Dumbfounded by the homeland ascendancy, many urbanites have embraced a misguided strategy of rebranding progressivism as specifically urban. In their influential 2004 manifesto "The Urban Archipelago," the editors of the Seattle weekly, The Stranger, argue that it's time for urbanites to aggressively pursue their own self-interest on a national stage. "We need a new identity politics," they write, "an urban identity politics, one that argues for the cities, uses a rhetoric of urban values, and creates a tribal identity for liberals that's as powerful and attractive as the tribal identity Republicans have created for their constituents ... To red-state voters, to the rural voters, residents of small, dying towns, and soulless sprawling exburbs, we say this: Fuck off. Your issues are no longer our issues."

Yet cutting the Red States off the federal dole, ignoring the downward-pressure on income created by Wal-Marting the homelander economy, or leaving Red States out of environmental policymaking -- all steps recommended by The Stranger's editors -- ignores our mutual interdependency and breeds self-destructive partitions.

"People are hurting in the countryside," Chris Kromm, executive director of the Institute of Southern Studies, told me. "You go into western North Carolina, and you see hundreds of thousands of people whose lives are being shattered by economic dislocations. If progressives turn their backs on those people, they're losing a huge opportunity and they're failing to address this country's deepest problems."

And as Brian Mann points out, even if The Stranger's strategy was desirable, it would be extremely difficult to pursue on a national level. The Senate, for example, gives each state two seats regardless of population. "As a consequence, those lucky homelanders in Wyoming and Alaska receive 72 times more clout per capita than do California's metros," Mann writes. "It's a startling fact that half of the American people live in just nine highly urbanized states -- most of them staunchly Democratic -- but they hold only 18 percent of the Senate's power." Similarly, the structure of the Electoral College has tilted power towards the rural states, while gerrymandering has given Republicans an edge in the House of Representatives.

"Put bluntly, our political system is no longer a neutral playing field," Mann writes. "In ways our founding fathers could never have imagined, the Electoral College and the Senate now favor one way of life, one set of cultural and political values, over another. Because those values are no longer shared by most Americans, the result is a growing disconnect between our political elites and the people they govern."

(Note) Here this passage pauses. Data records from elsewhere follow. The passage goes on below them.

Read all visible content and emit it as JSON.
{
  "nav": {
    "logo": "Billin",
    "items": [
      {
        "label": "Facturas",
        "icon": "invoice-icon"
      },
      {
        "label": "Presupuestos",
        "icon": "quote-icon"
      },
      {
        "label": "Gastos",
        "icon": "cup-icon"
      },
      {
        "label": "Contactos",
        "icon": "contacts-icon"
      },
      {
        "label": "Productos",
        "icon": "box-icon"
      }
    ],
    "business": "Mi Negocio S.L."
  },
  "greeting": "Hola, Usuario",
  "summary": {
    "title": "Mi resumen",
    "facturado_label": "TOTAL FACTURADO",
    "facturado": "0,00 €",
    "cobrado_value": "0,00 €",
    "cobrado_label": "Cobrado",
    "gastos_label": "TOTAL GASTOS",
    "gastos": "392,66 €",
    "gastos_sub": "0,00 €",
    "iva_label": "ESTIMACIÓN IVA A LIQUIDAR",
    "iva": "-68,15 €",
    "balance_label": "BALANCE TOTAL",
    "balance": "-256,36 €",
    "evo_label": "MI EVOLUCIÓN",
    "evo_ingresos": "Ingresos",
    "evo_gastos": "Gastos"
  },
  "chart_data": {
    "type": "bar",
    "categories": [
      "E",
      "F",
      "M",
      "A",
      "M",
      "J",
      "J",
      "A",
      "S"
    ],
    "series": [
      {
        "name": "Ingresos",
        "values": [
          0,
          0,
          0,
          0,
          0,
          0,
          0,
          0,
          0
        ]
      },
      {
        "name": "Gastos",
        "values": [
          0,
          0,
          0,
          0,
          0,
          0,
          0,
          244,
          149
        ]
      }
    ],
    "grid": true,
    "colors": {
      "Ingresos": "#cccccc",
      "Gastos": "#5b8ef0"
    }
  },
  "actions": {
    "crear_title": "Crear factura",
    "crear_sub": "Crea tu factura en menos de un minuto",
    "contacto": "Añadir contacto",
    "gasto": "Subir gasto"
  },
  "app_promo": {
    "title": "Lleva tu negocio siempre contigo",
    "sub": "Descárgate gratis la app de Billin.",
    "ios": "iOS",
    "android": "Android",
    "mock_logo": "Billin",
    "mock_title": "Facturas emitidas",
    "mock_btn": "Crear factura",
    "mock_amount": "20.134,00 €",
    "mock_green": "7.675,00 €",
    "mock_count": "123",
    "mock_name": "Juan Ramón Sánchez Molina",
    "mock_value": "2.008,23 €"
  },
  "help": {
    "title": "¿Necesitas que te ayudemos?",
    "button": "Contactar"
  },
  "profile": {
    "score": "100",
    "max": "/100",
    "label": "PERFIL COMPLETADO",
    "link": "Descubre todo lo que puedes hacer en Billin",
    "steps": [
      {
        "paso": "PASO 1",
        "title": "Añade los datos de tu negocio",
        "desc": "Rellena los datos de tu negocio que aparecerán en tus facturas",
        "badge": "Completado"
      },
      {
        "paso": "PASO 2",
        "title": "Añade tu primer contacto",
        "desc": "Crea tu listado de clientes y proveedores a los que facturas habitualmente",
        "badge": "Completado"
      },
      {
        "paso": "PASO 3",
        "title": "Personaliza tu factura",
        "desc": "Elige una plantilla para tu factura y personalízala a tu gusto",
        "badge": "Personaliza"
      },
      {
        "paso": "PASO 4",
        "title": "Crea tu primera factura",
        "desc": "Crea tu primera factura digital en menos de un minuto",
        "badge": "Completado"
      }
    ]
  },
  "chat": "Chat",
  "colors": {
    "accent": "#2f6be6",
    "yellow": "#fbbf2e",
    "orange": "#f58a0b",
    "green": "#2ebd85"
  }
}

At this writing it's too early to tell, but November 2006 may stand as a turning point, when rural liberals and progressives fought their way back onto the electoral map. We still have a long, long way to go, and we need more research, writing, and debates like the ones found in Welcome to the Homeland and The Untied States of America. There is more at work in the homeland ascendancy than pure ideology and moral politics; we also have to respond to the self-interest of people whose lives are being turned upside down by war and economic change.

Too many liberals and progressives are isolated in their metropolitan towers, looking down not only at the people The Stranger deem "rubes, fools, and hatemongers," but also at the disenfranchised and dispossessed of their own unequal cities. Even if the homelander challenge fades to a historical footnote, metropolitans will still need to face cities rived by class and race. Maybe it is time for those of us who live in cities to come down from our towers, before it's too late.

(A longer version of this essay appeared originally in Public Eye magazine, which presents reports by scholars and journalists on trends within the U.S. Right.)
For six years, Jeremy Adam Smith was a student and community activist in North Central Florida. Today he lives in San Francisco and works as the managing editor of Greater Good magazine. He blogs about the politics of parenting at Daddy Dialectic.